You just have to tick on the relevant boxes of the things you have brought and then hand the declaration card to the declaration counter when you arrive.
#9: BUY only the relevant things
And by relevant I mean your backpacks. If you’re going on a backpacking trip, please choose good backpacks and try not to buy online because you can’t assess the quality and the size.
Get backpacks that can be locked with TSA locks. Also, choose backpack that can open wide so it’s easy to retrieve your clothes.
Do not choose backpacks that are too big because you will only stuff unnecessary items in it. My backpack is 60L while Louis’ 70L. We bought ours from Decathlon.
Do not bring too much winter clothing because it can really add up.
You can buy winter jackets for cheap during winter. We did buy an ultralight down parka from Uniqlo because they are so light and versatile they don’t use up any space at all! We also used our parka as pillows when we were on the plane.
You don’t really need much. Here’s a guide on what you can pack:
- 3 short-sleeve T-shirts
- 1 long-sleeve T-shirt
- Light Jacket (It can be cold even in summer)
- 2 short pants
- 2 long pants
- 5 pair of undergarments and socks
- Waterproof jacket/trousers (Important if you go on frequent hikes)
- Hat (sun hat especially)
- Shampoo, conditioner and toothpaste
- Microfibre towels (they dry really fast and don’t eat up any space!)
- One pair of hiking/sports shoe
- One pair of sandals
- Medication (also need to declare and should not be more than 1-3 month’s dosage)
- Menstrual cup (no purchase needed for cotton pads)
- Recycling bag/Tote bag
These are just some of the essentials that I think are necessary. You can add or delete based on your own preferences.
Wash your clothes! I can’t stress this enough! It’s easy to find laundry shop in New Zealand especially self-service ones!
#10: Do your research
This is the final step.
The trip to New Zealand is not the same when you do your research. You will discover interesting and cheap places and save a whole lot of money!
Also, research which mobile plan you should get when you arrive! It is essential to have a NZ number to call your shuttle service, your accommodation hosts, job, and the bank!
Enjoy this whole process and your arrival in New Zealand will be a stress-free one! I hope this article has helped you in your preparation!

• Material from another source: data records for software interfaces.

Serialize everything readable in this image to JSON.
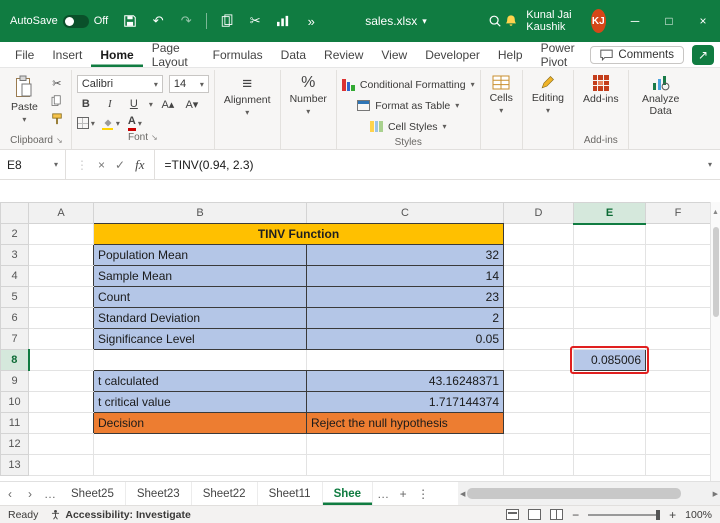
{
  "colors": {
    "excel_green": "#107C41",
    "header_yellow": "#FFC000",
    "cell_blue": "#B4C6E7",
    "decision_orange": "#ED7D31",
    "annotation_red": "#E02020",
    "avatar_orange": "#D64718"
  },
  "icons": {
    "dropdown": "▾",
    "undo": "↶",
    "redo": "↷",
    "scissors": "✂",
    "more_commands": "»",
    "cancel": "×",
    "enter": "✓",
    "fx": "fx",
    "dialog_launcher": "↘",
    "share_arrow": "↗",
    "chevron_left": "‹",
    "chevron_right": "›",
    "ellipsis": "…",
    "more_vertical": "⋮",
    "add_sheet": "+",
    "minimize": "─",
    "maximize": "□",
    "close": "×",
    "scroll_left": "◀",
    "scroll_right": "▶",
    "scroll_up": "▲",
    "alignment_lines": "≡",
    "percent": "%",
    "zoom_out": "−",
    "zoom_in": "+",
    "font_grow": "A▴",
    "font_shrink": "A▾"
  },
  "titlebar": {
    "autosave_label": "AutoSave",
    "autosave_state": "Off",
    "filename": "sales.xlsx",
    "user_name": "Kunal Jai Kaushik",
    "user_initials": "KJ"
  },
  "menu": {
    "tabs": [
      {
        "label": "File"
      },
      {
        "label": "Insert"
      },
      {
        "label": "Home"
      },
      {
        "label": "Page Layout"
      },
      {
        "label": "Formulas"
      },
      {
        "label": "Data"
      },
      {
        "label": "Review"
      },
      {
        "label": "View"
      },
      {
        "label": "Developer"
      },
      {
        "label": "Help"
      },
      {
        "label": "Power Pivot"
      }
    ],
    "active_tab": "Home",
    "comments_label": "Comments"
  },
  "ribbon": {
    "paste_label": "Paste",
    "clipboard_group_label": "Clipboard",
    "font_name": "Calibri",
    "font_size": "14",
    "bold": "B",
    "italic": "I",
    "underline": "U",
    "font_group_label": "Font",
    "alignment_label": "Alignment",
    "number_label": "Number",
    "conditional_formatting_label": "Conditional Formatting",
    "format_as_table_label": "Format as Table",
    "cell_styles_label": "Cell Styles",
    "styles_group_label": "Styles",
    "cells_label": "Cells",
    "editing_label": "Editing",
    "addins_label": "Add-ins",
    "addins_group_label": "Add-ins",
    "analyze_data_label": "Analyze Data"
  },
  "formula_bar": {
    "name_box": "E8",
    "formula": "=TINV(0.94, 2.3)"
  },
  "grid": {
    "columns": [
      "A",
      "B",
      "C",
      "D",
      "E",
      "F"
    ],
    "rows": [
      "2",
      "3",
      "4",
      "5",
      "6",
      "7",
      "8",
      "9",
      "10",
      "11",
      "12",
      "13"
    ],
    "selected_column": "E",
    "selected_row": "8",
    "table_title": "TINV Function",
    "data_rows": [
      {
        "label": "Population Mean",
        "value": "32"
      },
      {
        "label": "Sample Mean",
        "value": "14"
      },
      {
        "label": "Count",
        "value": "23"
      },
      {
        "label": "Standard Deviation",
        "value": "2"
      },
      {
        "label": "Significance Level",
        "value": "0.05"
      }
    ],
    "result_cell": {
      "ref": "E8",
      "value": "0.085006"
    },
    "calc_rows": [
      {
        "label": "t calculated",
        "value": "43.16248371"
      },
      {
        "label": "t critical value",
        "value": "1.717144374"
      }
    ],
    "decision_row": {
      "label": "Decision",
      "value": "Reject the null hypothesis"
    }
  },
  "sheet_tabs": {
    "tabs": [
      {
        "label": "Sheet25"
      },
      {
        "label": "Sheet23"
      },
      {
        "label": "Sheet22"
      },
      {
        "label": "Sheet11"
      },
      {
        "label": "Shee"
      }
    ],
    "active_tab": "Shee"
  },
  "status_bar": {
    "ready_label": "Ready",
    "accessibility_label": "Accessibility: Investigate",
    "zoom_level": "100%"
  }
}
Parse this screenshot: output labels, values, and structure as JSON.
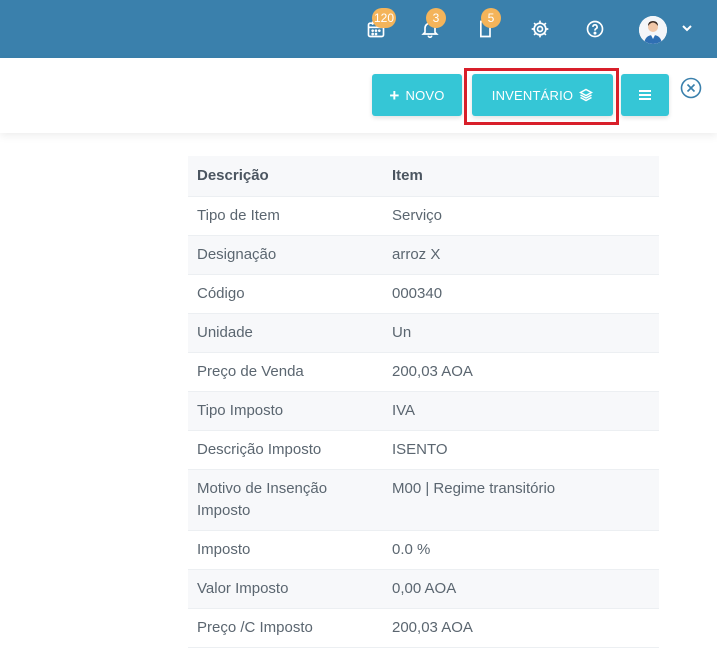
{
  "topbar": {
    "calendar_badge": "120",
    "notifications_badge": "3",
    "documents_badge": "5",
    "icons": [
      "calendar-icon",
      "bell-icon",
      "document-icon",
      "gear-icon",
      "help-icon",
      "avatar",
      "chevron-down-icon"
    ]
  },
  "toolbar": {
    "novo_label": "NOVO",
    "inventario_label": "INVENTÁRIO",
    "menu_icon": "hamburger-icon",
    "close_icon": "close-circle-icon"
  },
  "table": {
    "header": {
      "col1": "Descrição",
      "col2": "Item"
    },
    "rows": [
      {
        "label": "Tipo de Item",
        "value": "Serviço"
      },
      {
        "label": "Designação",
        "value": "arroz X"
      },
      {
        "label": "Código",
        "value": "000340"
      },
      {
        "label": "Unidade",
        "value": "Un"
      },
      {
        "label": "Preço de Venda",
        "value": "200,03 AOA"
      },
      {
        "label": "Tipo Imposto",
        "value": "IVA"
      },
      {
        "label": "Descrição Imposto",
        "value": "ISENTO"
      },
      {
        "label": "Motivo de Insenção Imposto",
        "value": "M00 | Regime transitório"
      },
      {
        "label": "Imposto",
        "value": "0.0 %"
      },
      {
        "label": "Valor Imposto",
        "value": "0,00 AOA"
      },
      {
        "label": "Preço /C Imposto",
        "value": "200,03 AOA"
      }
    ]
  },
  "colors": {
    "topbar": "#3a80ac",
    "button": "#35c6d6",
    "badge": "#f4b45a",
    "highlight": "#d81f2a"
  }
}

If you need even more detailed and comprehensive insights, ranging from pre-arrival to after arrival in NZ, check out Travels With Sun’s post, she had listed everything down in such detailed descriptions that you can’t possibly miss anything out!
Let me know how has it gone for you in the comments below!